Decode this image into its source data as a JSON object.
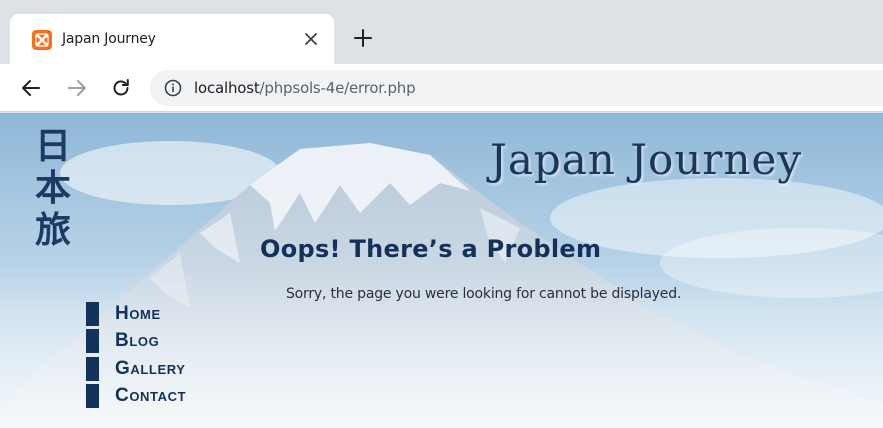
{
  "browser": {
    "tab": {
      "title": "Japan Journey",
      "favicon": "xampp-icon",
      "close_icon": "close-icon"
    },
    "new_tab_icon": "plus-icon",
    "toolbar": {
      "back_icon": "arrow-left-icon",
      "forward_icon": "arrow-right-icon",
      "reload_icon": "reload-icon",
      "info_icon": "info-icon"
    },
    "address": {
      "host": "localhost",
      "path": "/phpsols-4e/error.php"
    }
  },
  "page": {
    "logo_kanji": [
      "日",
      "本",
      "旅"
    ],
    "site_title": "Japan Journey",
    "heading": "Oops! There’s a Problem",
    "message": "Sorry, the page you were looking for cannot be displayed.",
    "nav": [
      {
        "label": "Home"
      },
      {
        "label": "Blog"
      },
      {
        "label": "Gallery"
      },
      {
        "label": "Contact"
      }
    ]
  },
  "colors": {
    "nav": "#13325a",
    "heading": "#14315a",
    "favicon": "#f7701f"
  }
}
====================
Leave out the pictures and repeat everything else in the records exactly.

Decode this image into its source data as a JSON object.
{
  "browser": {
    "tab": {
      "title": "Japan Journey",
      "favicon": "xampp-icon",
      "close_icon": "close-icon"
    },
    "new_tab_icon": "plus-icon",
    "toolbar": {
      "back_icon": "arrow-left-icon",
      "forward_icon": "arrow-right-icon",
      "reload_icon": "reload-icon",
      "info_icon": "info-icon"
    },
    "address": {
      "host": "localhost",
      "path": "/phpsols-4e/error.php"
    }
  },
  "page": {
    "logo_kanji": [
      "日",
      "本",
      "旅"
    ],
    "site_title": "Japan Journey",
    "heading": "Oops! There’s a Problem",
    "message": "Sorry, the page you were looking for cannot be displayed.",
    "nav": [
      {
        "label": "Home"
      },
      {
        "label": "Blog"
      },
      {
        "label": "Gallery"
      },
      {
        "label": "Contact"
      }
    ]
  },
  "colors": {
    "nav": "#13325a",
    "heading": "#14315a",
    "favicon": "#f7701f"
  }
}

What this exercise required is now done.